Russell Tovey: They’re all very dependent on each other in the house and all live in a kind of reclusive world where they protect each other from the badness outside, which we all know exists. This is one of the things that we all enjoy portraying, those moments where they’re all just sitting in the house and talking. We kind of enjoy that as actors, because when you see the three of us together, that’s kind of when it can be exciting.
SciFiPulse: Toward the end of the last series Mitchell went a little off the rails as well as George. How is that likely to affect the future interactions between Mitchell and George in the forthcoming season?
Russell Tovey: I think they’ll always be there for each other, and I feel that George needs Mitchell so much that he’d rather not know what Mitchell gets up to. For him. to have the images in his head and know that his best friend is a mass murderer is something he can’t compute in his brain.
He just wants everything to be normal, and the fact that his best friends are a Ghost and Vampire, two dead people, is something that he’s kind of accepted. But what they end up doing is something he most definitely can’t accept.
The repercussions of them always being there for each other will really get tested as the second season gets underway. The arc of this series is that the friendship will really get tested … all three of them, and how much they can live together.
The fact that George is going to get old like a normal human being and die, whereas the other two will just carry on and stay beautiful like they are for the rest of their lives, will also be addressed.
SciFiPulse: News broke late last year that the American cable channel Syfy Channel were going to produce an Americanized version of Being Human. How do you feel about that, and can you see there being any potential for any cross over events?
Russell Tovey: I hope they make comparisons like they do with the British ‘Office’ and the American version. I think its great that they’re doing it.
We’ve been on BBC America so people know who we are. It can only be a testament to how successful we’ve all made the show that they want to have an American version. So hopefully the knock-on effect of that will bring an audience to us before folks get to see the American one.
It’s all good. It’s all great for the production company and wonderful that they’re all making some money.
It’s awesome and exciting. Everyone thinks that we’re going to be a little upset about that or a bit bitter. But we’re still enjoying this and riding the wave on this one, so its great.
You never know. Maybe they’ll bring us all in for cameos. I don’t think that will happen, though. I think they’ll end up casting someone like Clare Danes to play Annie and Danny DeVito [Laughs]. I look forward to seeing what they do with it. They’re going to have a bigger budget obviously, a bigger budget to ruin it with. So hopefully they do that. And we’ll be the reigning champions.
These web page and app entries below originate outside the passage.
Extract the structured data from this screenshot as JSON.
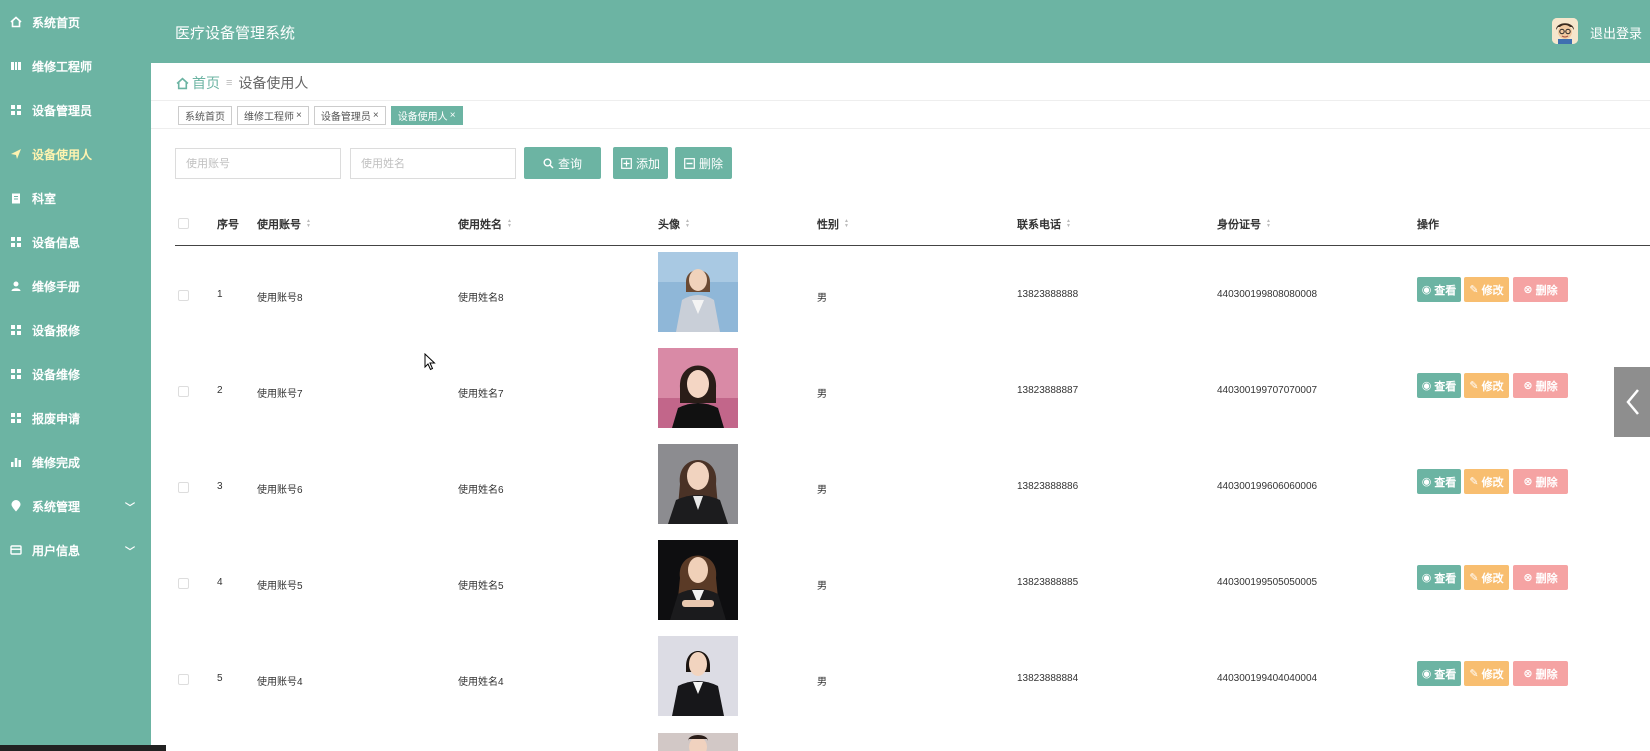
{
  "app": {
    "title": "医疗设备管理系统",
    "logout_label": "退出登录"
  },
  "colors": {
    "primary": "#6cb4a3",
    "warning": "#f8be70",
    "danger": "#f5a3a3",
    "sidebar_active_text": "#fff3b0"
  },
  "sidebar": {
    "items": [
      {
        "label": "系统首页",
        "icon": "home-icon"
      },
      {
        "label": "维修工程师",
        "icon": "book-icon"
      },
      {
        "label": "设备管理员",
        "icon": "grid-icon"
      },
      {
        "label": "设备使用人",
        "icon": "send-icon",
        "active": true
      },
      {
        "label": "科室",
        "icon": "clipboard-icon"
      },
      {
        "label": "设备信息",
        "icon": "grid-icon"
      },
      {
        "label": "维修手册",
        "icon": "user-icon"
      },
      {
        "label": "设备报修",
        "icon": "grid-icon"
      },
      {
        "label": "设备维修",
        "icon": "grid-icon"
      },
      {
        "label": "报废申请",
        "icon": "grid-icon"
      },
      {
        "label": "维修完成",
        "icon": "bar-chart-icon"
      },
      {
        "label": "系统管理",
        "icon": "location-icon",
        "expandable": true
      },
      {
        "label": "用户信息",
        "icon": "card-icon",
        "expandable": true
      }
    ]
  },
  "breadcrumb": {
    "home": "首页",
    "separator": "≡",
    "current": "设备使用人"
  },
  "tags": [
    {
      "label": "系统首页",
      "closable": false
    },
    {
      "label": "维修工程师",
      "closable": true
    },
    {
      "label": "设备管理员",
      "closable": true
    },
    {
      "label": "设备使用人",
      "closable": true,
      "active": true
    }
  ],
  "search": {
    "account_placeholder": "使用账号",
    "name_placeholder": "使用姓名",
    "query_label": "查询",
    "add_label": "添加",
    "delete_label": "删除"
  },
  "table": {
    "headers": {
      "index": "序号",
      "account": "使用账号",
      "name": "使用姓名",
      "avatar": "头像",
      "gender": "性别",
      "phone": "联系电话",
      "idcard": "身份证号",
      "actions": "操作"
    },
    "action_labels": {
      "view": "查看",
      "edit": "修改",
      "delete": "删除"
    },
    "rows": [
      {
        "index": "1",
        "account": "使用账号8",
        "name": "使用姓名8",
        "gender": "男",
        "phone": "13823888888",
        "idcard": "440300199808080008",
        "photo": "light-blue"
      },
      {
        "index": "2",
        "account": "使用账号7",
        "name": "使用姓名7",
        "gender": "男",
        "phone": "13823888887",
        "idcard": "440300199707070007",
        "photo": "pink"
      },
      {
        "index": "3",
        "account": "使用账号6",
        "name": "使用姓名6",
        "gender": "男",
        "phone": "13823888886",
        "idcard": "440300199606060006",
        "photo": "gray"
      },
      {
        "index": "4",
        "account": "使用账号5",
        "name": "使用姓名5",
        "gender": "男",
        "phone": "13823888885",
        "idcard": "440300199505050005",
        "photo": "dark"
      },
      {
        "index": "5",
        "account": "使用账号4",
        "name": "使用姓名4",
        "gender": "男",
        "phone": "13823888884",
        "idcard": "440300199404040004",
        "photo": "white"
      }
    ]
  }
}
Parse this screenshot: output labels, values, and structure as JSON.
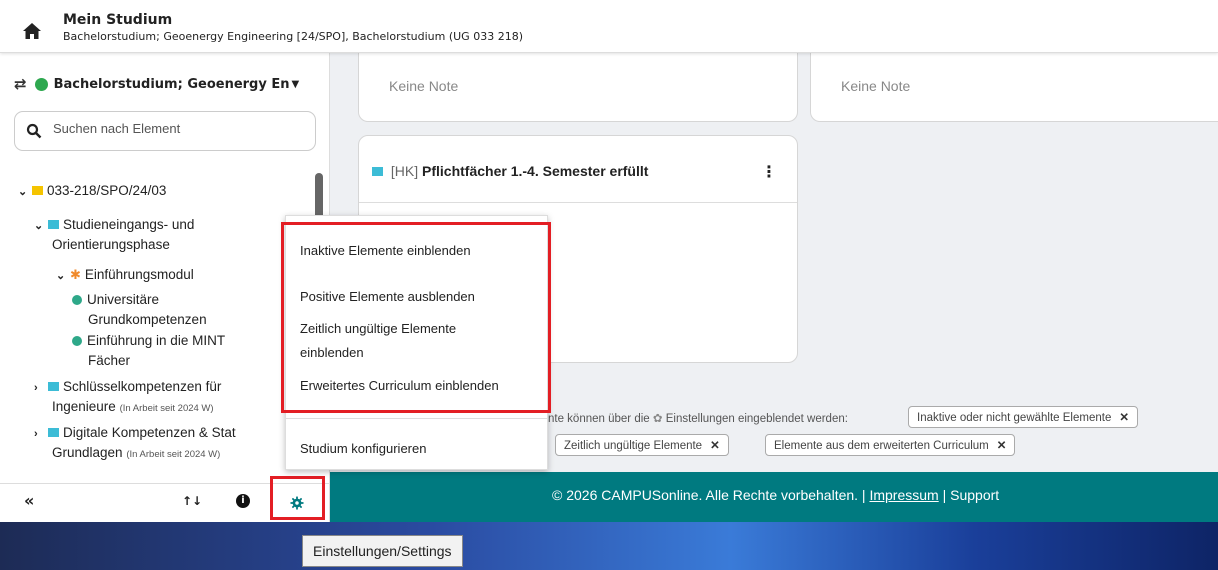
{
  "header": {
    "title": "Mein Studium",
    "subtitle": "Bachelorstudium; Geoenergy Engineering [24/SPO], Bachelorstudium (UG 033 218)"
  },
  "sidebar": {
    "program_selector": "Bachelorstudium; Geoenergy En",
    "search_placeholder": "Suchen nach Element",
    "tree": {
      "root": "033-218/SPO/24/03",
      "stp_line1": "Studieneingangs- und",
      "stp_line2": "Orientierungsphase",
      "einf_modul": "Einführungsmodul",
      "uni_line1": "Universitäre",
      "uni_line2": "Grundkompetenzen",
      "mint_line1": "Einführung in die MINT",
      "mint_line2": "Fächer",
      "schluessel_line1": "Schlüsselkompetenzen für",
      "schluessel_line2": "Ingenieure",
      "schluessel_status": "(In Arbeit seit 2024 W)",
      "digital_line1": "Digitale Kompetenzen & Stat",
      "digital_line2": "Grundlagen",
      "digital_status": "(In Arbeit seit 2024 W)"
    },
    "footer": {
      "collapse": "«",
      "sort": "↑↓",
      "info": "i"
    }
  },
  "cards": {
    "grade1": "Keine Note",
    "grade2": "Keine Note",
    "card3_tag": "[HK]",
    "card3_title": "Pflichtfächer 1.-4. Semester erfüllt"
  },
  "filters": {
    "hint_prefix": "nte können über die",
    "hint_suffix": "Einstellungen eingeblendet werden:",
    "chips": [
      "Inaktive oder nicht gewählte Elemente",
      "Zeitlich ungültige Elemente",
      "Elemente aus dem erweiterten Curriculum"
    ],
    "chip_close": "✕"
  },
  "menu": {
    "item1": "Inaktive Elemente einblenden",
    "item2": "Positive Elemente ausblenden",
    "item3_line1": "Zeitlich ungültige Elemente",
    "item3_line2": "einblenden",
    "item4": "Erweitertes Curriculum einblenden",
    "item5": "Studium konfigurieren"
  },
  "footer": {
    "copyright": "© 2026 CAMPUSonline. Alle Rechte vorbehalten. | ",
    "impressum": "Impressum",
    "sep": " | ",
    "support": "Support"
  },
  "tooltip": "Einstellungen/Settings",
  "colors": {
    "accent": "#007a80",
    "highlight": "#e31e24",
    "folder_yellow": "#f5c400",
    "node_cyan": "#3cbcd6",
    "module_orange": "#f08a2c",
    "leaf_green": "#2ea889"
  }
}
SciFiPulse: How long can you see yourself playing George.
Russell Tovey: For as long they keep the series going, and it remains fun. Then I’ll be happy to stay with it. I think all three of us are very committed to the piece, and we love it and are very proud of it.
I love playing the character. So as long as they’ll have me, I’ll probably keep going.
SciFiPulse: What sort of things would you like to see happen with George should the series go beyond this second year?
Russell Tovey: I want him to go see his mother. I want to see his family, which he’s run away from. It doesn’t happen in the next series, but I’d like to see him bumping into his mum somewhere, perhaps dealing with the Werewolf issues over a cup of tea while he tells his family he’s a Werewolf. That’d be quite a conversation to have with your parents.
You can hear the audio version of this interview on Sunday’s edition of SFP Radio, in which we’ll be talking about the worst SciFi and Fantasy of the past Decade and looking ahead to the future.
Being Human returns to BBC THREE at 9:30pm this Sunday, 10 January.
By Ian M. Cullen